Algorithms: Hungry for ESG data

Wiesbaden, July 02, 2021. They are invisible, but relentlessly and non-stop searching the Internet for sustainability information: ESG algorithms. Investors and rating agencies use them to get an idea of a company’s ESG performance. So it pays off to make ESG information as easy as possible for algorithms to find.

by Michael Diegelmann und Justus Fischer

No corporate and ESG information is safe from algorithms. They search financial reports, news, social media channels, diverse databases and corporate websites – in real time. No source goes unrecognized. They use the information to assess the company’s performance in a particular area. For example, how sustainable a company is, and how that affects its risk profile.

Evaluation by algorithms

The leading data science companies that create algorithms sell them to investors, asset managers and rating agencies. These can adapt the algorithms individually to their needs. They use the resulting data and results as a basis for their decisions and do not have to worry about evaluating all the data points themselves. This allows them to concentrate on other tasks. Hiromichi Mizuno, head of investment at the Japanese pension fund until 2020, even believes that algorithms could make the work of (human) asset managers completely redundant.

ESG information, however, is not as easy to quantify as standard financial metrics – and those are now increasingly important. With the help of artificial intelligence, algorithms can nevertheless make connections between ESG and financial performance. They evaluate individual criteria to determine whether or not companies can outperform their benchmark. To do this, they use large amounts of data. So it’s hard to imagine ESG rating agencies and asset managers without algorithms.

Prepare data for algorithms

Companies should keep in mind when planning their ESG reports or websites that not only human readers are their target audience. So prepare your information well for the algorithms so they can evaluate you well and find all the information they need. For example, use common frameworks like GRI or SDG for ESG reports, algorithms are familiar with these structures. On the website, the most important key figures and information should be arranged in clear tables.

In this way, you ensure that the invisible readers provide investors, rating agencies and asset managers with all the information they need – as completely and error-free as possible. After all, the importance of algorithms will continue to grow in the future.

We can help you create an optimal ESG report or algorithm-optimized ESG website. Sign up here.

Michael DiegelmannMichael Diegelmann: Founder and Managing Director
Michael Diegelmann has gained experience in over 150 communications projects (IPOs, investor relations, M&A, crisis) and has been working in the field of capital market communications since 1997. He is the author of 16 book publications relevant to the capital markets and was previously project manager at an international consulting firm and a Frankfurt brokerage house.



Justus Fischer

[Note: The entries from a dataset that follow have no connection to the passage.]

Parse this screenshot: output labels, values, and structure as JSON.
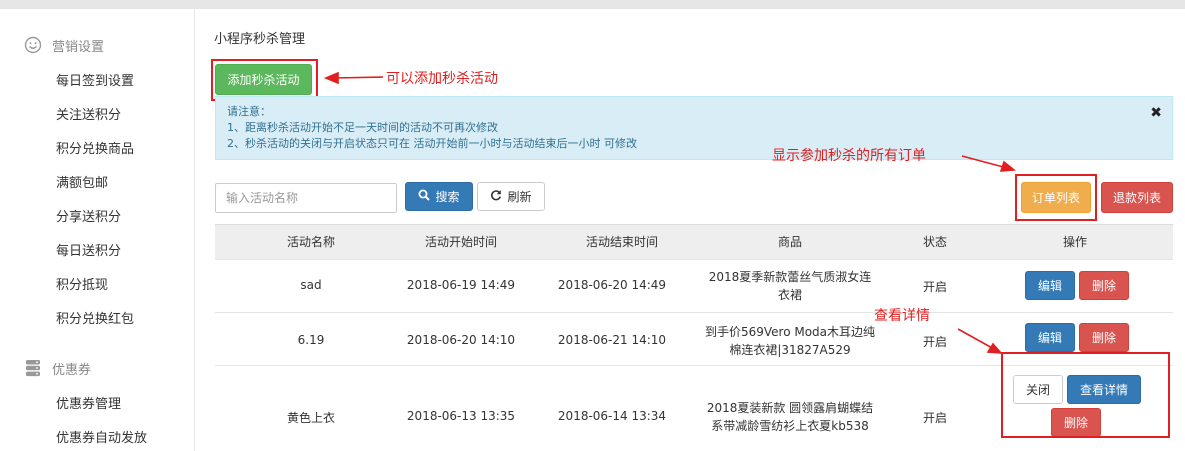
{
  "sidebar": {
    "group1": {
      "icon": "smile-icon",
      "label": "营销设置"
    },
    "items1": [
      {
        "label": "每日签到设置"
      },
      {
        "label": "关注送积分"
      },
      {
        "label": "积分兑换商品"
      },
      {
        "label": "满额包邮"
      },
      {
        "label": "分享送积分"
      },
      {
        "label": "每日送积分"
      },
      {
        "label": "积分抵现"
      },
      {
        "label": "积分兑换红包"
      }
    ],
    "group2": {
      "icon": "database-icon",
      "label": "优惠券"
    },
    "items2": [
      {
        "label": "优惠券管理"
      },
      {
        "label": "优惠券自动发放"
      }
    ]
  },
  "main": {
    "title": "小程序秒杀管理",
    "add_button": "添加秒杀活动",
    "notice": {
      "line1": "请注意：",
      "line2": "1、距离秒杀活动开始不足一天时间的活动不可再次修改",
      "line3": "2、秒杀活动的关闭与开启状态只可在 活动开始前一小时与活动结束后一小时 可修改",
      "close": "✖"
    },
    "search": {
      "placeholder": "输入活动名称",
      "search_label": "搜索",
      "refresh_label": "刷新"
    },
    "order_list_button": "订单列表",
    "refund_list_button": "退款列表"
  },
  "annotations": {
    "add": "可以添加秒杀活动",
    "orders": "显示参加秒杀的所有订单",
    "details": "查看详情"
  },
  "table": {
    "headers": [
      "活动名称",
      "活动开始时间",
      "活动结束时间",
      "商品",
      "状态",
      "操作"
    ],
    "rows": [
      {
        "name": "sad",
        "start": "2018-06-19 14:49",
        "end": "2018-06-20 14:49",
        "product_line1": "2018夏季新款蕾丝气质淑女连",
        "product_line2": "衣裙",
        "status": "开启"
      },
      {
        "name": "6.19",
        "start": "2018-06-20 14:10",
        "end": "2018-06-21 14:10",
        "product_line1": "到手价569Vero Moda木耳边纯",
        "product_line2": "棉连衣裙|31827A529",
        "status": "开启"
      },
      {
        "name": "黄色上衣",
        "start": "2018-06-13 13:35",
        "end": "2018-06-14 13:34",
        "product_line1": "2018夏装新款 圆领露肩蝴蝶结",
        "product_line2": "系带减龄雪纺衫上衣夏kb538",
        "status": "开启"
      }
    ],
    "actions": {
      "edit": "编辑",
      "delete": "删除",
      "close": "关闭",
      "details": "查看详情"
    }
  },
  "colors": {
    "annotation": "#e02020",
    "primary": "#337ab7",
    "danger": "#d9534f",
    "success": "#5cb85c",
    "warning": "#f0ad4e"
  }
}
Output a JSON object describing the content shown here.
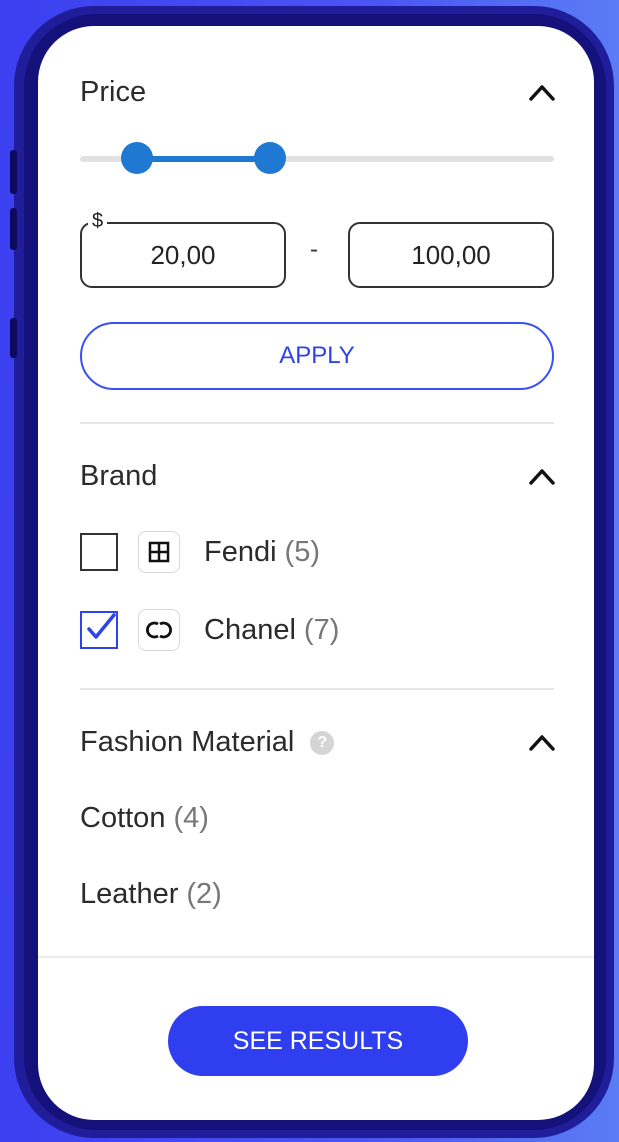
{
  "price": {
    "title": "Price",
    "range_min_fraction": 0.12,
    "range_max_fraction": 0.4,
    "currency": "$",
    "min_value": "20,00",
    "separator": "-",
    "max_value": "100,00",
    "apply_label": "APPLY"
  },
  "brand": {
    "title": "Brand",
    "items": [
      {
        "name": "Fendi",
        "count": "(5)",
        "checked": false,
        "logo_text": "FF"
      },
      {
        "name": "Chanel",
        "count": "(7)",
        "checked": true,
        "logo_text": "CC"
      }
    ]
  },
  "material": {
    "title": "Fashion Material",
    "help_icon": "?",
    "items": [
      {
        "name": "Cotton",
        "count": "(4)"
      },
      {
        "name": "Leather",
        "count": "(2)"
      }
    ]
  },
  "footer": {
    "see_results_label": "SEE RESULTS"
  },
  "colors": {
    "accent": "#2f3ff0",
    "slider": "#1f78d1",
    "phone_frame": "#1f1d9a"
  },
  "icons": {
    "collapse": "chevron-up-icon",
    "checkbox_checked": "checkmark-icon",
    "help": "question-circle-icon"
  }
}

Justus Fischer: Senior Consultant
Justus Fischer has gained experience in various ESG and IR communications projects. He coordinated a cross-media content marketing campaign for an international technology group. Justus studied media studies, rhetoric and literature at the universities of Tübingen, Bielefeld and La Plata (Argentina).